An old color example of Johannes Blaeu's 1662 map of eastern Canada, including Nova Scotia, Newfoundland, Cape Breton Island, and Labrador. Blaeu based this maps on the great 1632 Nouvelle France map of Samuel de Champlain as well as Dutch East India Company (VOC) maps by Hessel Gerritsz, Johannes de Laet (1630), and Jodocus Hondius (1636). With such distinguished sources, this was one of the most comprehensive maps of the eastern part of New France then available – particularly with its detailed mapping of the lakes to the north of the Saint Lawrence estuary. The focus of the map, the rich cod fisheries of the Grand Banks, here shaded at center, is underscored by the addition of fish and fishermen to the baroque title cartouche in the upper right.
Blaeu introduced this map in the 1662 first edition of the Atlas Major. The Atlas Major added some 185 new maps to Blaeu's extant six volume Theatrum Orbis Terrarum. Of these, the present map was the only one pertaining to North America. Previous to Johannes Blaeu's compilation of this map, this region had been woefully unrepresented in the Blaeu corpus with only the Willem Blaeu's 1617 general map of North America addressing it.
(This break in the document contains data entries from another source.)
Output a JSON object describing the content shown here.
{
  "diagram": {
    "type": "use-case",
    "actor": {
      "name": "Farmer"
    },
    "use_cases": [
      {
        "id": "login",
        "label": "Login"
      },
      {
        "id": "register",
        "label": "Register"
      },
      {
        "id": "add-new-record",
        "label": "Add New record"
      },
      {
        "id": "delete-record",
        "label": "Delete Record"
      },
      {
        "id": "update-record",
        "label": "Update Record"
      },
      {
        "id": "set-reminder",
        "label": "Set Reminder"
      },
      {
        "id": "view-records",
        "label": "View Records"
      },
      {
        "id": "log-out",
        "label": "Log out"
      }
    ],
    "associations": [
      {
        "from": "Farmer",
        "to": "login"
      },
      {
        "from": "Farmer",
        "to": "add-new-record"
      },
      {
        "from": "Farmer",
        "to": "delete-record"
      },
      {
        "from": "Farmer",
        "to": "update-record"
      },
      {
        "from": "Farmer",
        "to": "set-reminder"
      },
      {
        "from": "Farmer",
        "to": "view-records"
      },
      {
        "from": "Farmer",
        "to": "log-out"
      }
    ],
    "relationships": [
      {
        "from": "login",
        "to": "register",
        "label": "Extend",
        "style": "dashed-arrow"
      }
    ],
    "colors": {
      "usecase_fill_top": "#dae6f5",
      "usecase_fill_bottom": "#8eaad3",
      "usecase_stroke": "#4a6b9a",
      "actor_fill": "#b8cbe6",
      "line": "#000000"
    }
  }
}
Shortly after this map was issued, the 1672 Great Amsterdam Fire destroyed the Blaue workshop and forced the closing of the Blaeu firm. Between 1662 and 1672 only five issues of the Atlas Major were released, making this map exceptionally scarce on the market. Nonetheless, unlike most Blaeu plates, this plate for this map seems to have survived the Great Fire as evidenced by scarce c. 1700 reissues of the map under the Pierre Mortier and later, the Covens and Mortier, imprints.
Joan (Johannes) Blaeu (September 23, 1596 - December 21, 1673) was a Dutch cartographer active in the 17th century. Joan was the son of Willem Janszoon Blaeu, founder of the Blaeu firm. Like his father Willem, Johannes was born in Alkmaar, North Holland. He studied Law, attaining a doctorate, before moving to Amsterdam to join the family mapmaking business. In 1633, Willem arranged for Johannes to take over Hessel Gerritsz's position as the official chartmaker of the Dutch East India Company, although little is known of his work for that organization, which was by contract and oath secretive. What is known is his work supplying the fabulously wealthy VOC with charts was exceedingly profitable. Where other cartographers often fell into financial ruin, the Blaeu firm thrived. It was most likely those profits that allowed the firm to publish the Theatrum Orbis Terrarum, sive, Atlas Novus, their most significant and best-known publication. When Willem Blaeu died in 1638, Johannes, along with his brother Cornelius Blaeu (1616 - 1648) took over the management of the Blaeu firm. In 1662, Joan and Cornelius produced a vastly expanded and updated work, the Atlas Maior, whose handful of editions ranged from 9 to an astonishing 12 volumes. Under the brothers' capable management, the firm continued to prosper until the 1672 Great Amsterdam Fire destroyed their offices and most of their printing plates. Johannes Blaeu, witnessing the destruction of his life's work, died in despondence the following year. He is buried in the Dutch Reformist cemetery of Westerkerk. Johannes Blaeu was survived by his son, also Johannes but commonly called Joan II, who inherited the family's VOC contract, for whom he compiled maps until 1712. Learn More...
Good. Even toning. Backed on archival tissue.
Boston Public Library, Leventhal Map Center,. Phillips (atlases) 471 (Dutch edition). Burden, P., The Mapping of North America, 371, pp. 142-145.